Is Jurgen Klopp stubborn to a fault? Can Liverpool take responsibility for their form and correct it? Their season depends on it.
Cause for concern, it was the method of Liverpool’s defeat at Brentford that was more alarming than the outcome.
It was their second successive insipid display, and arguably one of the least Kloppian performances by a Jurgen Klopp team since his Borussia Dortmund side flirted with relegation in 2014/15.
Struck down by a sickness bug, after being prone for over 24 hours I climbed out of my bed for this one in the hope of a thoroughly medicinal Liverpool performance. I probably should have stayed under the duvet.
Up against opponents with a defined spring in their step, Liverpool were never going to be handed the type of gifts by Brentford that were proffered by Leicester on Friday. You can only ‘wing it’ a limited number of times in such a short space of time.
Repetitively swarmed over in midfield, counterpunched on the break, faced with a central column of red and white striped density when we did venture forward, all on an evening when the sliding doors moments mostly closed on us, this was footballing death by frustration.
Stubborn to a fault?
Brentford were meant to be vulnerable. No Ivan Toney and all that, we were told. The excellent Thomas Frank had other ideas, however.
Stripped down, he and his hardworking players mastered the basics better than Liverpool, and they consistently flooded the areas of the pitch in which Klopp’s players usually do their most profound damage.
They impressively disrupted our circulation of the ball and starved us of time and space.
It was a masterclass in containment from Brentford, from which they sporadically sprang forth to threaten at the other end. All this from a formation that Klopp has never had the will to use himself at Liverpool.
Once seen as a revolutionary formation, 3-5-2 is viewed by many contemporary thinkers as old hat now; once the widely utilised German way of football, it was with a 3-5-2 that their national team won a World Cup and a couple of European Championships. Bayern Munich won the 2001 Champions League final with a 3-5-2.
The world watched on, and a sizeable proportion of it opted for imitation, including the Roy Evans version of Liverpool. He came petty close to spinning something special with it.
Then came a jaw-dropping evening in Munich, in September 2001, where Sven-Goran Eriksson’s England shockingly dismantled Germany in a World Cup qualifier to the tune of 5-1.
It marked the end of 3-5-2 as the preeminent formation for enduring success.

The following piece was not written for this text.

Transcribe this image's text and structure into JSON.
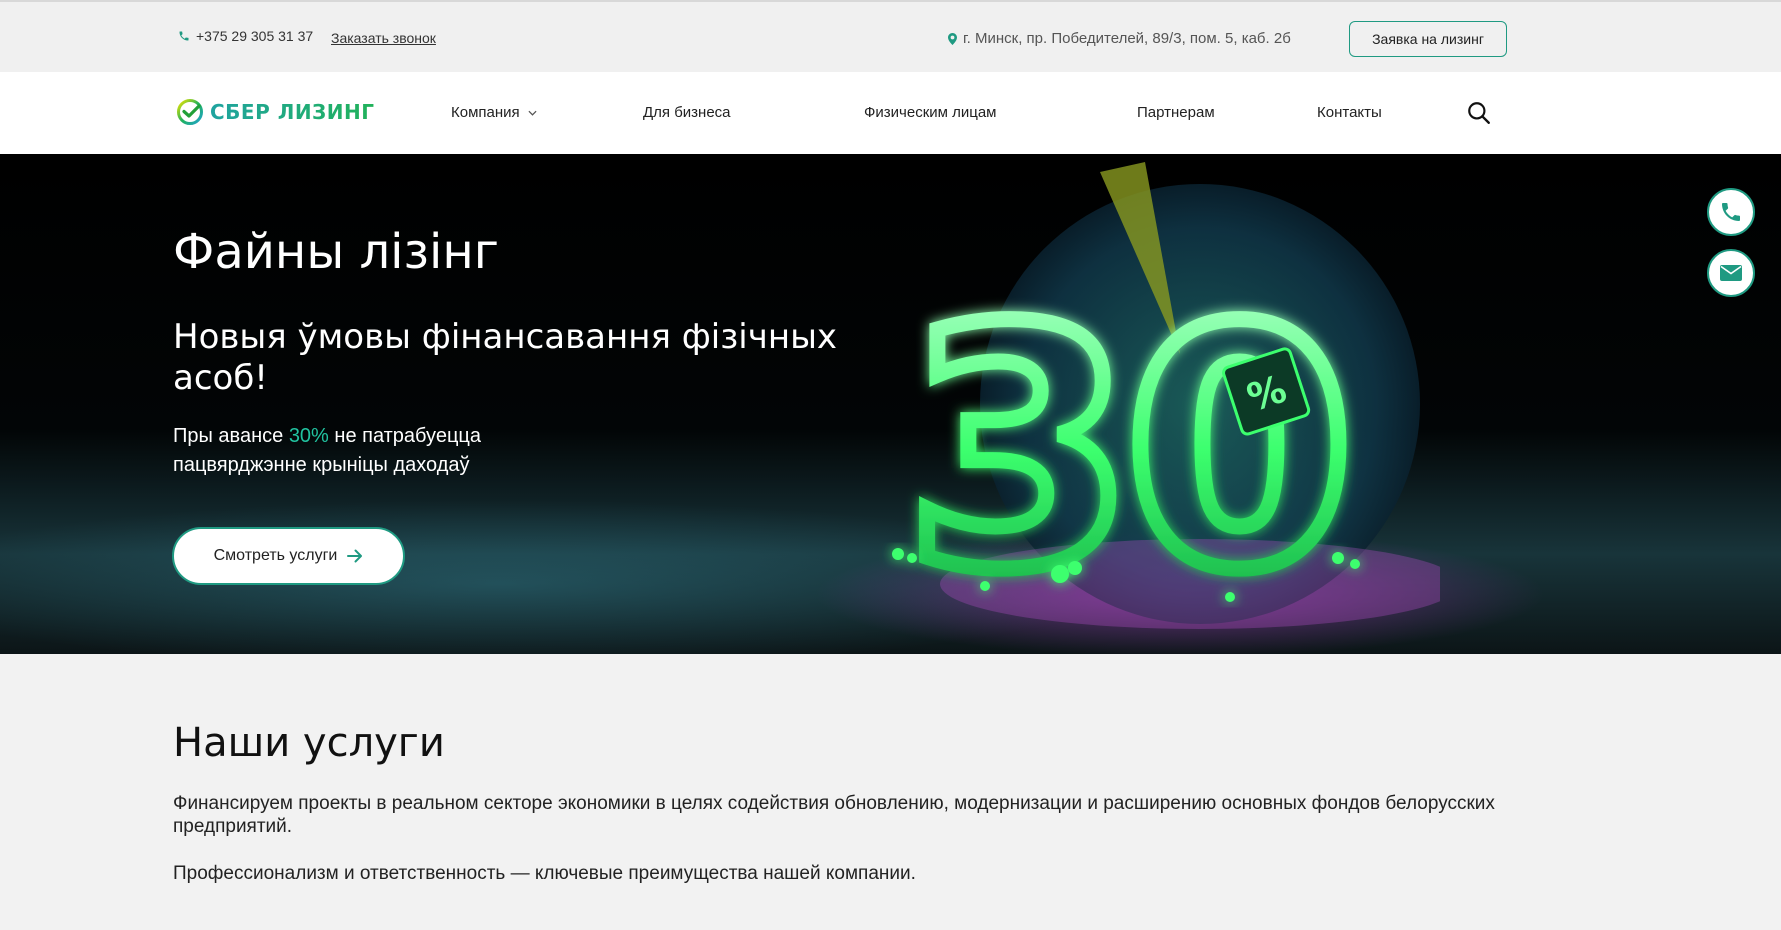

German football rebooted itself and having taken on his first managerial post in February 2001, Klopp was in the right place at the right time to be part of this new movement.

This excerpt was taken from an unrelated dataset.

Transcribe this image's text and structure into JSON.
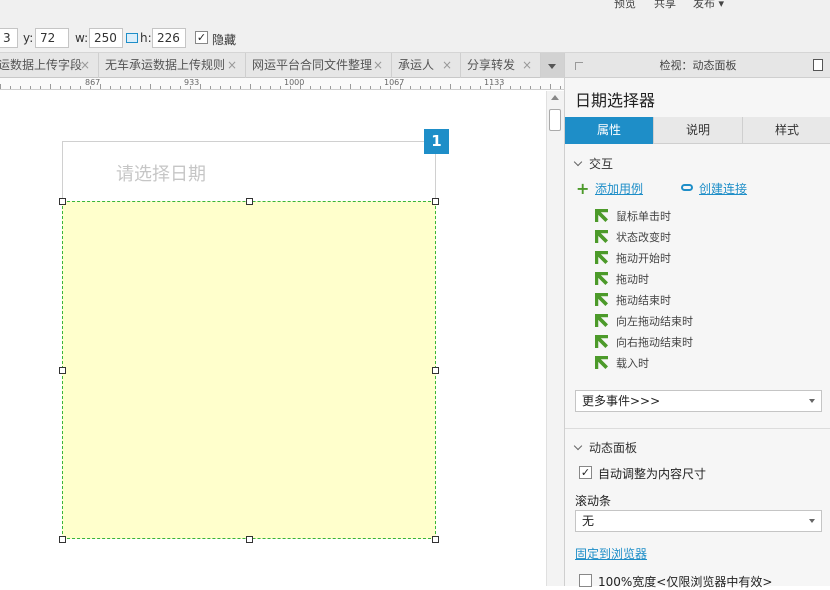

Klopp’s success has been based on pressing, meticulous organisation, and highly intense motivation. As magnificent as it is, it is also an exhausting concept. Hence the peaks and troughs that we experience; hence the peaks and troughs that his former clubs each experienced under his leadership.
At Mainz, they enjoyed the peaks of promotion to the Bundesliga, but also relegation. At Dortmund, there were Bundesliga titles won, a domestic double, and a Champions League final reached, but in his final season, they were bottom of the league at the beginning of February.

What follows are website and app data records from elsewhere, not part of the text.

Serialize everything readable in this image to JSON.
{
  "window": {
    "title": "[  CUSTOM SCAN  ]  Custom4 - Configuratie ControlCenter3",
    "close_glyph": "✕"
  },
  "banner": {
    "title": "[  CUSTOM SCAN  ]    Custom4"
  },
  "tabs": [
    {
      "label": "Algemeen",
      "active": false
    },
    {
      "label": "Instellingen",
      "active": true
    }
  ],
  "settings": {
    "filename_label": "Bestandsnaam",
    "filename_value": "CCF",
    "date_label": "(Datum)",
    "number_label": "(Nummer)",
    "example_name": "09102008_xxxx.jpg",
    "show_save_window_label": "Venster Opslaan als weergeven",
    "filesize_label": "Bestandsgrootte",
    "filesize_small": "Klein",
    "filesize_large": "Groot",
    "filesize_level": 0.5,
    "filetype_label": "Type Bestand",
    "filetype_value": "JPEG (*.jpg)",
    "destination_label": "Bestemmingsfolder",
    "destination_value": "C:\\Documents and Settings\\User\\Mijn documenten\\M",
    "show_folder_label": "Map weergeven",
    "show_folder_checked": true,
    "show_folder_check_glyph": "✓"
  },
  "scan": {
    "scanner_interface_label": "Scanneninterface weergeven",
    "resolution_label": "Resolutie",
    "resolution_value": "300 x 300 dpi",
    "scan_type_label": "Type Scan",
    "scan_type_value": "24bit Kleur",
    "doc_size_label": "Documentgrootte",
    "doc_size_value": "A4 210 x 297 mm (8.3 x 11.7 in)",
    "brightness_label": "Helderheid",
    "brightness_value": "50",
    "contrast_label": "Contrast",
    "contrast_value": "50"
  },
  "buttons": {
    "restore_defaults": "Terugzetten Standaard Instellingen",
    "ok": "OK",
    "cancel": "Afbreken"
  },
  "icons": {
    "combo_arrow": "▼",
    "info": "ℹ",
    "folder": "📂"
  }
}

For such a broadminded individual, Klopp can be impressively stubborn at times, and he will persevere with his chosen path even when all evidence suggests another plan might be worth a punt, even if only as a short-term measure.
As flexible as he appears when the going is good, there is a seemingly inflexible side to Klopp when we hit turbulence.
Forgetting the fundamentals
Against Brentford, we were overrun in midfield for much of the game. When we did manage to press, we were faced with a forest of opposing players in a central column that we could never work our way around.
Our best moments came whenever Brentford deployed a high defensive line, and for that short spell after we scored when they opted to go narrow, thus handing Trent Alexander-Arnold the opportunity to play to his strengths.
What was concerning, was that despite having well over half an hour in which to procure an equaliser, we became increasingly less likely to attain one as the match wore on. We didn’t press effectively enough, we weren’t organised enough, and we lacked motivation.
The three basic rules of a Kloppian team.
Of course, it could have been a very different evening if Darwin Nunez didn’t have that goal-bound effort blocked. Yet, we shouldn’t be so delicate of constitution to lament ‘what if’ scenarios.
Liverpool must take responsibility for their predicament and fight to correct it. We can’t indulge in our traditional sluggish start to the New Year for too long.
Next up, we face the visit of Wolves and the first hurdle in the defence of the FA Cup. This will be followed by Premier League assignments away at Brighton and at home to an equally dysfunctional Chelsea, ending January with another FA Cup encounter, should we get past Wolves.
The key for Liverpool will be adapting to the approaches of our opponents. Something we struggled to master at Brentford.